I had noticed my JPG sRGB photos looked over saturated using Firefox but not Chrome. I made the adjustments you mentioned that you made, i.e. True for gfx.color_management.enablev4 and 1 for gfx.color_management.mode. I also noted under the four color management settings there was a place to select Boolean, Number or String. Mine was set Boolean and I left it alone. So far things look good.
So changing those settings fixed it for you? That's good, and I think its more evidence that the issue is with my monitor profile and not with Firefox. I downloaded some utilities from the ICC website that I could only about 10% understand, but one of them is supposed to check for compliance with ICC standards, and it said that my profile was non-compliant for a few reasons that I didn't understand at all (I think it was something like xyz: negative z value, or something like that?). So I'm thinking that's the issue. Especially because I can make Chrome look the same as Firefox by setting the "Force Color Profile" flag to "sRGB" (which would imply that Firefox is also using sRGB as its color space instead of my monitor profile). Unfortunately I currently don't have any way of creating a new profile, and the default profile is hot garbage, so I think I'm out of luck until I can buy an actual colorimeter.
But just to confirm my suspicion, does anyone know for sure that Firefox does in fact reject non-compliant color profiles in its color management?
Will, Did you take a look at the post by jscher2000, that is just above your last post? It is old as it refers to Version 3 & 4 and I am running Version 75 but maybe it will give you some info. You might also want to look at Wikipedia https://en.wikipedia.org/wiki/Firefox_version_history and look through the history to see if there is anything there about color management. Also I agree, Color Management can be difficult to understand and get correct. Most photographers have a problem printing their photos to match the screen. Been there done that and wrestled. The main problem in matching screen to print is prints come out dark. I used to increase brightness of an image by 25% before printing to get it close. So I figured with a better monitor and the ability to calibrate it would solve the problem and it did after doing what a friend at one of my photo clubs recommended. "As far has having the print look like the monitor, that is tricky. Colors will never match exactly because color spaces are different and the paper has reflected light and the monitor makes light. But you can get very close with the a calibrated monitor set at the correct brightness. Often, monitors are too bright which leads the photographer to compensate by adjusting the image too dark. Then it is printed too dark. For a reasonably bright room, 120 cd/m2 is recommended. My editing environment is fairly dark and I set my brightness to 75 cd/m2." My room is not dark but also not bright, I finally found 80-85 cd/m2 worked for my environment. This probably has nothing to do with how things look on the web but thought I would share it anyway.

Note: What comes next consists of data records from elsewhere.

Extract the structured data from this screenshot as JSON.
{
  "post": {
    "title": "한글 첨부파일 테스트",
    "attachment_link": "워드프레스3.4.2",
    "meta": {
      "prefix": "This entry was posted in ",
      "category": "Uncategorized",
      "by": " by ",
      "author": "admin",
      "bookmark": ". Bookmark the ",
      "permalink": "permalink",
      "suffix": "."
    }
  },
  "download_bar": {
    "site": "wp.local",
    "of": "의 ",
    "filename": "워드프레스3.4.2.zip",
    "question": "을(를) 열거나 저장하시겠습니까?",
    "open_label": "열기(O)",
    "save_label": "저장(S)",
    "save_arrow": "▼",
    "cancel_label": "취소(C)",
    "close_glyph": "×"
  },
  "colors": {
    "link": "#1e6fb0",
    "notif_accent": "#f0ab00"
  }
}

Yeah, I've seen that page several times during my quest to figure this out; it's what I was referencing when I was testing out different combinations of those settings to try to get it working.
That's good advice about monitor brightness, though. I also learned that the hard way recently with too-dark prints.

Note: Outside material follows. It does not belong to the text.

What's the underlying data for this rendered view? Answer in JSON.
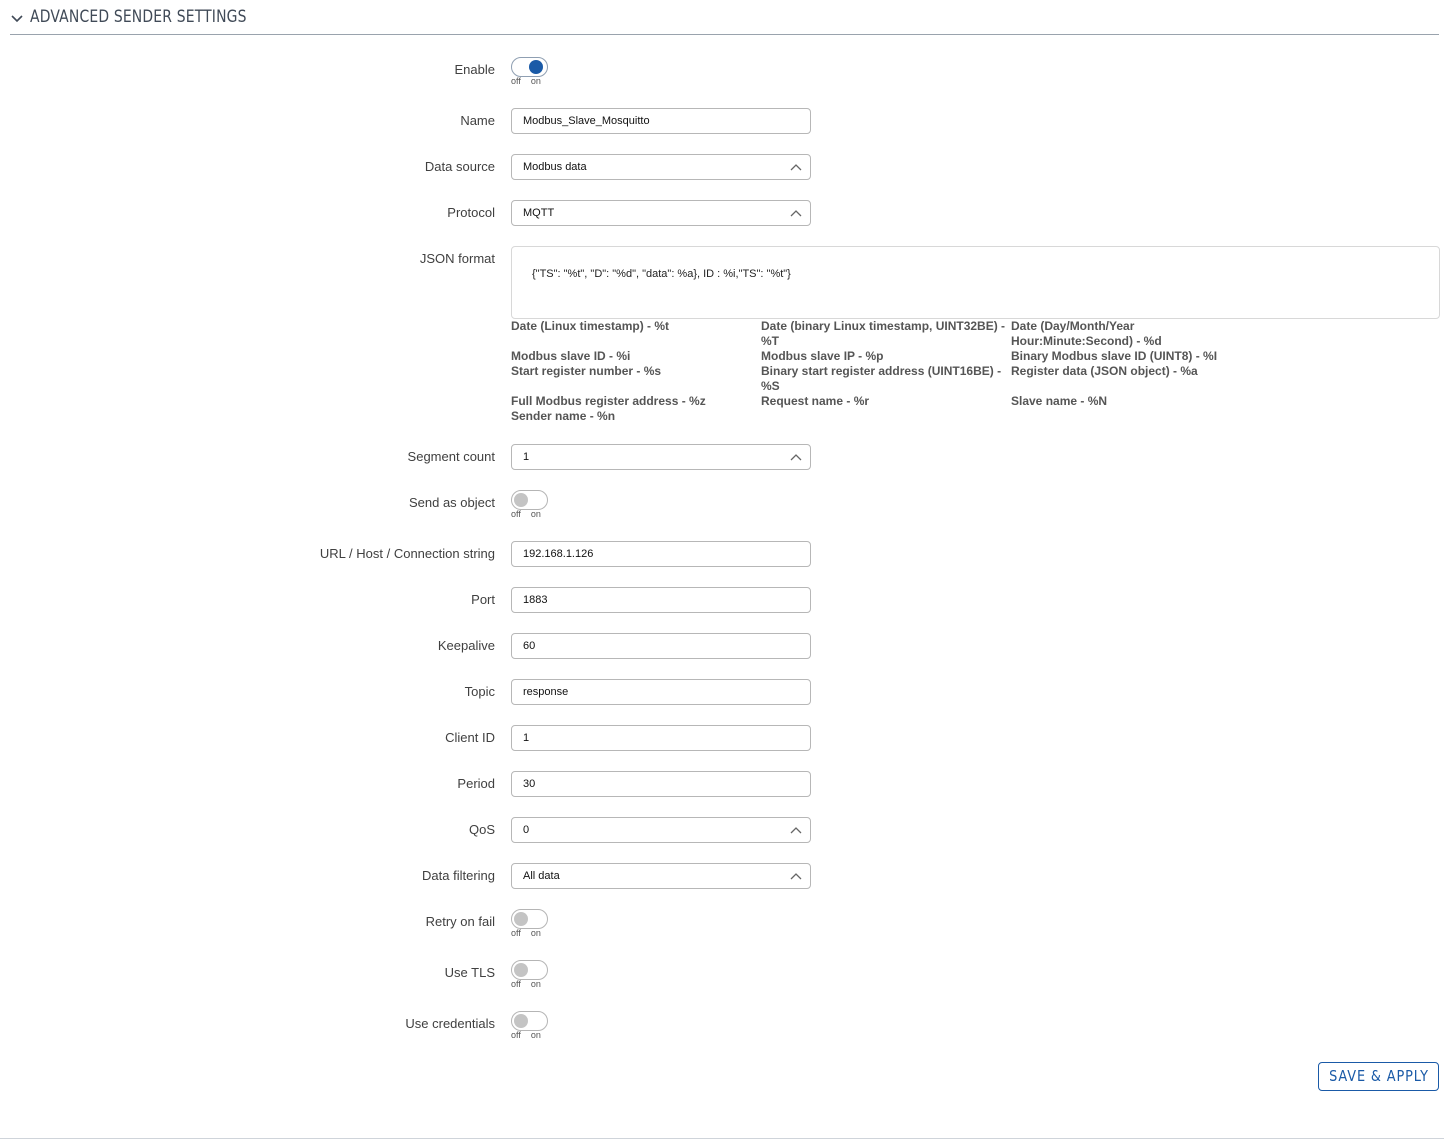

I'm now 95% sure that I just have a non-compliant profile and Firefox is rejecting it and displaying in sRGB, since changing those color management settings in Firefox doesn't have any affect on the appearance of colors and I can replicate the appearance in Chrome by forcing it to display in sRGB. Not to mention the ICC utility telling me my profile is non-compliant.